Data extracted from a collection

+++

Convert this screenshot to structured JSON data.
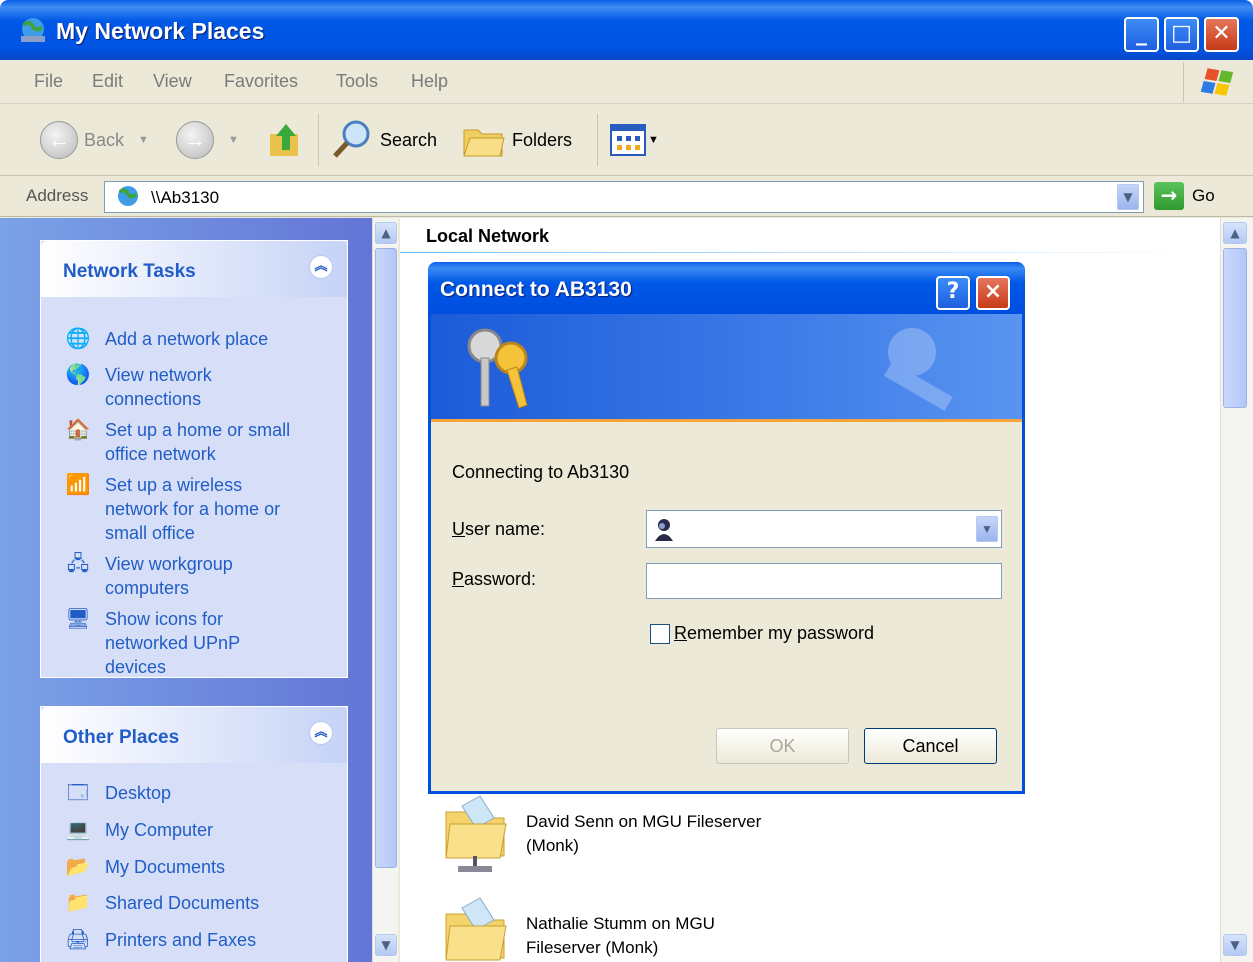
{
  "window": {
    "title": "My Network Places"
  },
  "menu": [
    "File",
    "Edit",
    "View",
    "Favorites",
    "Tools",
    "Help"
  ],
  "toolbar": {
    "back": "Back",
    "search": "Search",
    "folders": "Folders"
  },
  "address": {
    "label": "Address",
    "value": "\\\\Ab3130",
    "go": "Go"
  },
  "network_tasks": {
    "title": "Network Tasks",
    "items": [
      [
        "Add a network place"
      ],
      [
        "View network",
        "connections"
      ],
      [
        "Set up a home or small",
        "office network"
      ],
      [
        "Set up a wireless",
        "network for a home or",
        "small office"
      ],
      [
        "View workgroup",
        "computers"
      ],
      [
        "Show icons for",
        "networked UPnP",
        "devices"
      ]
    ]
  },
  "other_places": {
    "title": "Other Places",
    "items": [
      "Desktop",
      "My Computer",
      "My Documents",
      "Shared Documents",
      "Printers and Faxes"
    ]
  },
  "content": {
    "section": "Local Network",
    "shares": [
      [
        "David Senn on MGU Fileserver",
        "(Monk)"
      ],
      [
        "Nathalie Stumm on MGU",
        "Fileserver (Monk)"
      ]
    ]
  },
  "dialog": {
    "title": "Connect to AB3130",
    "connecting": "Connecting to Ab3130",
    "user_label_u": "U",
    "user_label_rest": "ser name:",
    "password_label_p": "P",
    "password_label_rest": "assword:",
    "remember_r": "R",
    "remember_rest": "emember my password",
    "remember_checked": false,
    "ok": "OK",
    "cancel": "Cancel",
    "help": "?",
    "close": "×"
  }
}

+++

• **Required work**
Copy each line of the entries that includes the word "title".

• **Result**
    "title": "My Network Places"
    "title": "Network Tasks",
    "title": "Other Places",
    "title": "Connect to AB3130",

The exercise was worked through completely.